The contest concluded Jan. 12, and surprisingly, CBS sideline reporter Jill Arrington (26 percent of the vote) defeated ABC's Melissa Stark (23 percent). That might be the outrage.
Playboy.com's poll isn't demeaning or insulting because all of the women involved were hired because they are beautiful.
Television sportscasting operates on a double standard. Someone like Stark, who does know her stuff and is a talented reporter, must look like Barbie to get on air while John Madden's gut gets celebrated.
Getting a vote by the Playboy.com poll simply shows that viewers recognize and gravitate to a pretty face, something that television has long betted on to snag higher ratings.
Arrington's victory guarantees CBS that at least one viewer will switch the channel to check out the babe who knows her football.
And while men are ogling Arrington or actually listening to her, CBS's competitors' ratings slip. CBS's go up and so do their advertising rates. The network makes money off of its pretty sideline reporter.
There's absolutely nothing wrong with using sexuality to advance one's self.
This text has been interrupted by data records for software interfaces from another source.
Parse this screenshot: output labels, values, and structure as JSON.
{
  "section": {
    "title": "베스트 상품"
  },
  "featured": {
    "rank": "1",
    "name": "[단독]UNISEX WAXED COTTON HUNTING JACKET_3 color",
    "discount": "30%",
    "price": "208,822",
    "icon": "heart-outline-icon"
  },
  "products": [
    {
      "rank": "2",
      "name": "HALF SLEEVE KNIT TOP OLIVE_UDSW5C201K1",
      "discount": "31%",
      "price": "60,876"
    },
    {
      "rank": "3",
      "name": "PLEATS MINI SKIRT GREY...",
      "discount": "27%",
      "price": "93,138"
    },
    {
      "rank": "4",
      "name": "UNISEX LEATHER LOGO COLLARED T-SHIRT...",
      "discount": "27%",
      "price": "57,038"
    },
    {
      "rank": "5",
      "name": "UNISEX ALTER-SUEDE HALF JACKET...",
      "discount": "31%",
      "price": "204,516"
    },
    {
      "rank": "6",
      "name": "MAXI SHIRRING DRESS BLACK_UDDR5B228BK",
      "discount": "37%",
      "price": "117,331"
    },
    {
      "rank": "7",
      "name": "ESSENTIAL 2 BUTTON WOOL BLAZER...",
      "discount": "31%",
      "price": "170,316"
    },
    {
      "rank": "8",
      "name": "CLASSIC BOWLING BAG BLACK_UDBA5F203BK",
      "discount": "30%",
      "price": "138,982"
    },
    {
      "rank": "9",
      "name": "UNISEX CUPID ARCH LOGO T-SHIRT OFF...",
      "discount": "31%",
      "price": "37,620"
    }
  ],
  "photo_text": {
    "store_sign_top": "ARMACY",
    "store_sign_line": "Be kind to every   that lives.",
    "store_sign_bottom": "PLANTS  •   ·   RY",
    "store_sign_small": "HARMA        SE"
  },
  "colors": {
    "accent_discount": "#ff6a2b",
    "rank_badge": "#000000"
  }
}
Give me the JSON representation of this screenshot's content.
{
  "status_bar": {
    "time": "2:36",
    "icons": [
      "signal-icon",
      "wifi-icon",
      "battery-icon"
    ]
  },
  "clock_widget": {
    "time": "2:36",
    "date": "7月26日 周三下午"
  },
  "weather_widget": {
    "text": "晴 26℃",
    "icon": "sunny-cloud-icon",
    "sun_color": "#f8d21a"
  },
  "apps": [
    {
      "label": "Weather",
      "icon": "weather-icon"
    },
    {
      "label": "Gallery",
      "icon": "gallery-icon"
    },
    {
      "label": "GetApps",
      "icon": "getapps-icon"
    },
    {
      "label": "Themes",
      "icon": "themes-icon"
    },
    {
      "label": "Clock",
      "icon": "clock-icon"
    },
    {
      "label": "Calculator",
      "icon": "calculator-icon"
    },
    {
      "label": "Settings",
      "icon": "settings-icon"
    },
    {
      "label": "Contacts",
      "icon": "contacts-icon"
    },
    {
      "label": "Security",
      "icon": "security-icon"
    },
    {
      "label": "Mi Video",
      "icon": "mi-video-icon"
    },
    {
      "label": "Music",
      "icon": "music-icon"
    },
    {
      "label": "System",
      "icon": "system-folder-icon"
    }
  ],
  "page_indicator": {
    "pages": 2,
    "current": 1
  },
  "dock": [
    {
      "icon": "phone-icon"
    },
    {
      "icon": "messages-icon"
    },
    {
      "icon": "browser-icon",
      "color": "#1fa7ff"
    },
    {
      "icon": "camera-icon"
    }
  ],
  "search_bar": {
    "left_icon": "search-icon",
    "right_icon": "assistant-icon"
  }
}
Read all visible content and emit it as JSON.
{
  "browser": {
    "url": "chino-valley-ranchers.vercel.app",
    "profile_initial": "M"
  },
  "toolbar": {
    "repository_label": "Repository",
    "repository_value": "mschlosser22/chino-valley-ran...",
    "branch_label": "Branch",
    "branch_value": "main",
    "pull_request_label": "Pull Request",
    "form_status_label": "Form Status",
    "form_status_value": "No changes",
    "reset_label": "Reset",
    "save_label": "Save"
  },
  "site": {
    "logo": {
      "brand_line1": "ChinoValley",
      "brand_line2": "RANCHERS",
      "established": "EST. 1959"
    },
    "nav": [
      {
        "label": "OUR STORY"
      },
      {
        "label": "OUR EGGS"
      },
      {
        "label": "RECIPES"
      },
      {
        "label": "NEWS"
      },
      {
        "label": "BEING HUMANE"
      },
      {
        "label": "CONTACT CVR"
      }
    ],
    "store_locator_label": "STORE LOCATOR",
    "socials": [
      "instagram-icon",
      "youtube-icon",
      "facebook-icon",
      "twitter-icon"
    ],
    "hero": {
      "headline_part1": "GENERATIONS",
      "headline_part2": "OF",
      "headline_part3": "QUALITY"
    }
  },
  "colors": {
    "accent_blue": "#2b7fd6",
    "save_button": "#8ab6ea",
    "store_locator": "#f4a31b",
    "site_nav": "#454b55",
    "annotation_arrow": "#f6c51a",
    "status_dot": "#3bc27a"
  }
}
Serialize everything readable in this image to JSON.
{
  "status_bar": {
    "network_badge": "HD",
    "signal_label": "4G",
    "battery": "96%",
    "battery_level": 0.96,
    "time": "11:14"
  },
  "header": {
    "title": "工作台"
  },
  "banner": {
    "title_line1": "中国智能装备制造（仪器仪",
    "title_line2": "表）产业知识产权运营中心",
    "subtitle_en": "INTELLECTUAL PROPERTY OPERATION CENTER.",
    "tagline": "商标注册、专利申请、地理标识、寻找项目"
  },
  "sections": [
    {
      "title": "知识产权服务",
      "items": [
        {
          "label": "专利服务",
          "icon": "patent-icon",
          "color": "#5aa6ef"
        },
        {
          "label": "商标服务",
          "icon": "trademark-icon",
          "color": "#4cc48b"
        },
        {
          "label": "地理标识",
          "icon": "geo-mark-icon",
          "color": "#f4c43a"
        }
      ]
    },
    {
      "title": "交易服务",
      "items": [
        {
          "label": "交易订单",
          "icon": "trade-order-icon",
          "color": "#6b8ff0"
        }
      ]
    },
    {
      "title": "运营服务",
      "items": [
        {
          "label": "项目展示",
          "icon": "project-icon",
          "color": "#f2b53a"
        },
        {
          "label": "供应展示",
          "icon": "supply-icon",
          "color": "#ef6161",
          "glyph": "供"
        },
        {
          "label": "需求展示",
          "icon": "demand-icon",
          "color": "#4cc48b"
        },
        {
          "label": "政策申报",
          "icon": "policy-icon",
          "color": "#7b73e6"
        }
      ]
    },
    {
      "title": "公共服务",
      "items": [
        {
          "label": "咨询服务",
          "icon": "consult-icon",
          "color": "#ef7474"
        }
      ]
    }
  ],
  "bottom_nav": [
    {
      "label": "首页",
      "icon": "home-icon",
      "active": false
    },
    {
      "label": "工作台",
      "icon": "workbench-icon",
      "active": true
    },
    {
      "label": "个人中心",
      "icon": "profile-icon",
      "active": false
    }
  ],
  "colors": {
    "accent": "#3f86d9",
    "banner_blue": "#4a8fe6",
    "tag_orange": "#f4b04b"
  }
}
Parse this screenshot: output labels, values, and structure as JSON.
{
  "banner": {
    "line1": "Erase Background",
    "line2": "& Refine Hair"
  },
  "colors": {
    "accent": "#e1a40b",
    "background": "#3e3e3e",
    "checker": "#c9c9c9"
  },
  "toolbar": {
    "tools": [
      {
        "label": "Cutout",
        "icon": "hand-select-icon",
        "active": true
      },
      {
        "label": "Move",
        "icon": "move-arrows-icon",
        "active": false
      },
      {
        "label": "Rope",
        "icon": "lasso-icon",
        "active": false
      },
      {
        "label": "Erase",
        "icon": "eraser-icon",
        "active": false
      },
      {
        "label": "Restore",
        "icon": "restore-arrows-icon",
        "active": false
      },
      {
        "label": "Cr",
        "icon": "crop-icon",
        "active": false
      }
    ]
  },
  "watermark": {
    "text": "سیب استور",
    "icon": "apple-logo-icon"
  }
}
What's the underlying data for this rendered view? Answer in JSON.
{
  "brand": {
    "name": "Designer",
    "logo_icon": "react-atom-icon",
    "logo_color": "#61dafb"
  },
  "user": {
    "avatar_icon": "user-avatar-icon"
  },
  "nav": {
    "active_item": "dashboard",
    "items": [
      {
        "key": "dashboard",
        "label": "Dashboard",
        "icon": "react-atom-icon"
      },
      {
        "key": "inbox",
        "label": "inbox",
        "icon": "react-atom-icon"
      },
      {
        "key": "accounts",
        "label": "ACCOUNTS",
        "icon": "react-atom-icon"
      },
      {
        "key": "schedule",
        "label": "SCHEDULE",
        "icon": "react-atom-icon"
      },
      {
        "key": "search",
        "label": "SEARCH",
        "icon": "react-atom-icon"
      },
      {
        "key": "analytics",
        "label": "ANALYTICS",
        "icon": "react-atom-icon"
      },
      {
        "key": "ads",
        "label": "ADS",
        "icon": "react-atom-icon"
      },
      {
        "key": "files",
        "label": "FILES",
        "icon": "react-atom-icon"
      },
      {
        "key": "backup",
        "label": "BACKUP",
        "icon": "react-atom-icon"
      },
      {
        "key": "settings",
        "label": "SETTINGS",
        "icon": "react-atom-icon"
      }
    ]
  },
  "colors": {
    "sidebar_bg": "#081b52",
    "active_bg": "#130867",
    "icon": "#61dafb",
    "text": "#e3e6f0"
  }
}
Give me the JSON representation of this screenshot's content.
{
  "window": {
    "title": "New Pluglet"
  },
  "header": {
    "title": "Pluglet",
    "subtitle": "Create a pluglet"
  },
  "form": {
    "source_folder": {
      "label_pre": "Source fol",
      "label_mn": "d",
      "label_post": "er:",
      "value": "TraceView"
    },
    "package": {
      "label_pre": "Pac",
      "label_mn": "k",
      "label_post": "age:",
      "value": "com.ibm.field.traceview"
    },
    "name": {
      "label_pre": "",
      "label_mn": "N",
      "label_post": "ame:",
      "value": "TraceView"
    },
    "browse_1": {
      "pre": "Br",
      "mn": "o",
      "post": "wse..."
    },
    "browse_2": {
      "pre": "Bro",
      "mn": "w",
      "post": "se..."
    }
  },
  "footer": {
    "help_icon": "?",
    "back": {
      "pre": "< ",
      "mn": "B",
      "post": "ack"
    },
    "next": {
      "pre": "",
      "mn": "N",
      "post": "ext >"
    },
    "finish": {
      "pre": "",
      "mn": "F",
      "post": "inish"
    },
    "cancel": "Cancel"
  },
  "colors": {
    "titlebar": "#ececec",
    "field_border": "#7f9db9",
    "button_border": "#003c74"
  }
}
Arrington declined Playboy's offer to pose nude, but doesn't have to be ashamed that she's attractive.
Despite the disservice that so-called-sportscasters like FOX's Jillian Barberie (a glorified weathergirl) do to the cause of women in sports journalism, talent still wins over beauty.
When ABC cleaned the Monday Night Football house last year, the network gave longtime NFL vet Leslie Visser the boot and gave her job to Stark, who had cultivated a following covering games for ESPN.